Goal of the exercise: In the entries below, find each line with the word "Miles" and return it.

+ + + + + + +

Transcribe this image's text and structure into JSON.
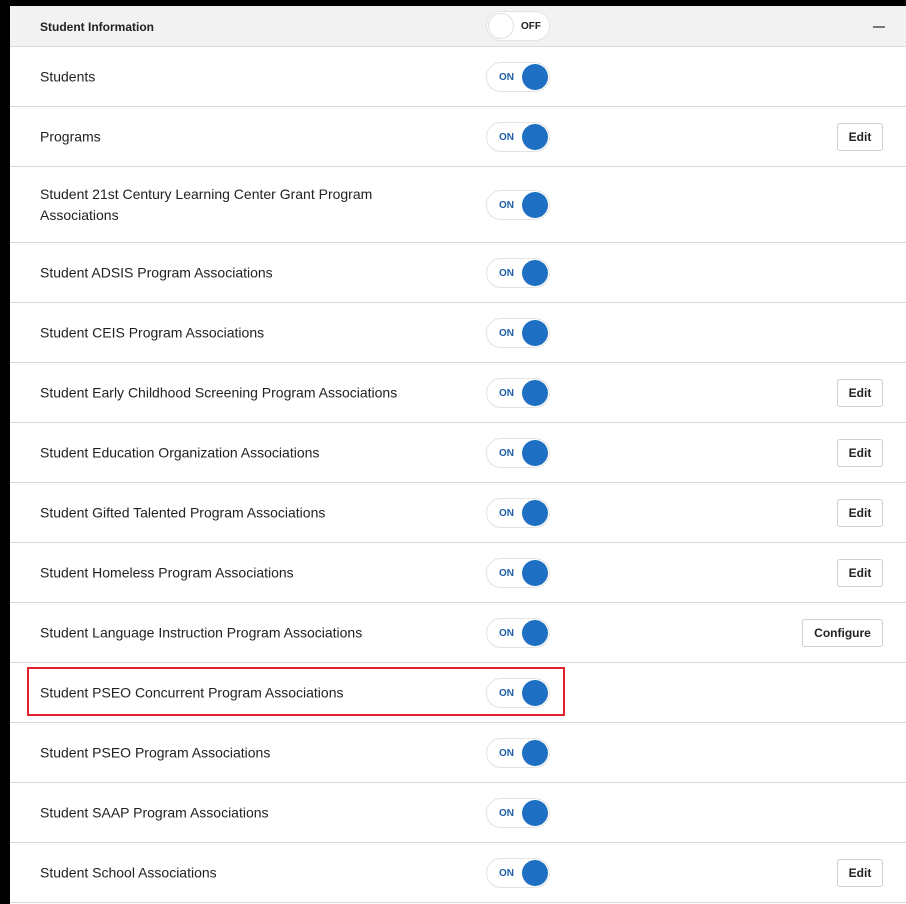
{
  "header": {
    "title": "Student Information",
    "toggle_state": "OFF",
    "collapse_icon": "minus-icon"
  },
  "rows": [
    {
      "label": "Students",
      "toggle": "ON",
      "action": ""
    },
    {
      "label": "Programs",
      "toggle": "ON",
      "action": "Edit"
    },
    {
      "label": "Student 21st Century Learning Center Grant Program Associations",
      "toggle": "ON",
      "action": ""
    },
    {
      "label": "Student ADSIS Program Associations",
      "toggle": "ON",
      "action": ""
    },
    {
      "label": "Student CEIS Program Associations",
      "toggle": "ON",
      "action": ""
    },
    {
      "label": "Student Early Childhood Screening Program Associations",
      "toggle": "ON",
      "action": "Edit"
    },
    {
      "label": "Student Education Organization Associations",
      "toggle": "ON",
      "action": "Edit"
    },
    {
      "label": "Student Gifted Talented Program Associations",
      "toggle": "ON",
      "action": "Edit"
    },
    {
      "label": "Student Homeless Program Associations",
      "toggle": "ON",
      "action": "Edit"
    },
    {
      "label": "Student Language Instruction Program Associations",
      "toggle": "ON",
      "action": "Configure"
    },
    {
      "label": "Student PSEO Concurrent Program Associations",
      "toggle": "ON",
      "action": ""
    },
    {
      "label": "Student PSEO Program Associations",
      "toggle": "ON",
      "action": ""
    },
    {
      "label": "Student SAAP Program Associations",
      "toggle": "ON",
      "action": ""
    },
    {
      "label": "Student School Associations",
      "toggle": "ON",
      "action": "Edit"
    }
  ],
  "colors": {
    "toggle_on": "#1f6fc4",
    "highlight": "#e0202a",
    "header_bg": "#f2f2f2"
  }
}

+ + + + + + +

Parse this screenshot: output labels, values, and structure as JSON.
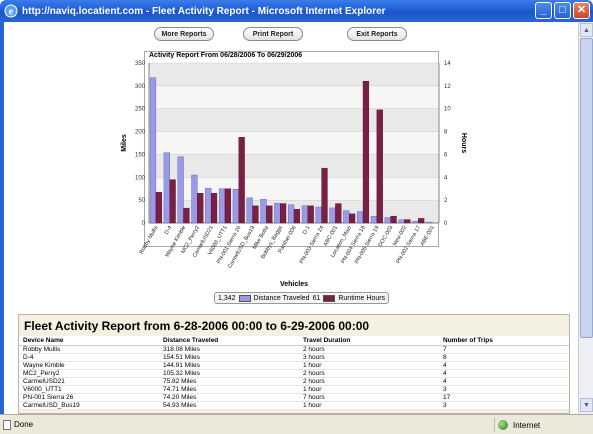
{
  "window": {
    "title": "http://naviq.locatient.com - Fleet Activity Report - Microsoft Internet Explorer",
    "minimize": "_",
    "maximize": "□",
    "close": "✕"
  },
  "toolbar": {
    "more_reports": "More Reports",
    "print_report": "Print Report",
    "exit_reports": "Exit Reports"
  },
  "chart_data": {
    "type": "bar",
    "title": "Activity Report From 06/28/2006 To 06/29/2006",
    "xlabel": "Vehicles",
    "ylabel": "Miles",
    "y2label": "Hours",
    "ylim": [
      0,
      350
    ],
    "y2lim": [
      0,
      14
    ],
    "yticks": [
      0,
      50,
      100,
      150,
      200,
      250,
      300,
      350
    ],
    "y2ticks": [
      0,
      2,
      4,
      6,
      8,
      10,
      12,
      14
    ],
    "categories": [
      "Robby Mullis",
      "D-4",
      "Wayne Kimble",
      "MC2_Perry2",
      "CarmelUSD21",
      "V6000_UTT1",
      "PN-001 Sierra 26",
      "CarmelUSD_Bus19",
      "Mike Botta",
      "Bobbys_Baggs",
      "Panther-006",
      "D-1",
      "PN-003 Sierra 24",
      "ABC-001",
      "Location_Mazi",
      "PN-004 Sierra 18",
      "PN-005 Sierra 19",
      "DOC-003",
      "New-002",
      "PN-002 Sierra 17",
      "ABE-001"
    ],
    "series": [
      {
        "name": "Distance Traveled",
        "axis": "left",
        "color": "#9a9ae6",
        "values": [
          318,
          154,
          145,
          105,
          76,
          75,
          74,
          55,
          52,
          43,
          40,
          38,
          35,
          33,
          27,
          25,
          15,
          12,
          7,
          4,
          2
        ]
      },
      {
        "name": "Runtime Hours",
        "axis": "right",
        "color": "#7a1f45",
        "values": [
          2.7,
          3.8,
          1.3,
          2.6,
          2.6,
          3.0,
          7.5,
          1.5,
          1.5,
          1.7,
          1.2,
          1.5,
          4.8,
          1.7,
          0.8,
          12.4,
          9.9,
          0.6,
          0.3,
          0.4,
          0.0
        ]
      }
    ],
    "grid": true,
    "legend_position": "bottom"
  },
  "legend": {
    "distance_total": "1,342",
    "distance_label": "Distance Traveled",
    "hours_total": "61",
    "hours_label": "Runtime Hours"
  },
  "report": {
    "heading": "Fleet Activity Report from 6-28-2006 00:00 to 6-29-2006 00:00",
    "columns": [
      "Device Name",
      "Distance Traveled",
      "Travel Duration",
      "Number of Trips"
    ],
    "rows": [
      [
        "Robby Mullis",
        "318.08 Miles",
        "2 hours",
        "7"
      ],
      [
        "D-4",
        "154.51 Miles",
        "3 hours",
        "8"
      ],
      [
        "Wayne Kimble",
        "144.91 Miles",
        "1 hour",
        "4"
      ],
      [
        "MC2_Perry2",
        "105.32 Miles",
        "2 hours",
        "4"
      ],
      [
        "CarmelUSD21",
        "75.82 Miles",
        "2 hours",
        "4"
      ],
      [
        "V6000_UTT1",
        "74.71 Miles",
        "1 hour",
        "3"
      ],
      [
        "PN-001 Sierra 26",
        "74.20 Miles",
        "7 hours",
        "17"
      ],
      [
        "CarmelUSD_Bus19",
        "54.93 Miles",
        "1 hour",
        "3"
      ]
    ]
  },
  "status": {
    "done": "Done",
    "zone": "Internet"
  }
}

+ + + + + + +

Completed task:
    "ylabel": "Miles",
        "318.08 Miles",
        "154.51 Miles",
        "144.91 Miles",
        "105.32 Miles",
        "75.82 Miles",
        "74.71 Miles",
        "74.20 Miles",
        "54.93 Miles",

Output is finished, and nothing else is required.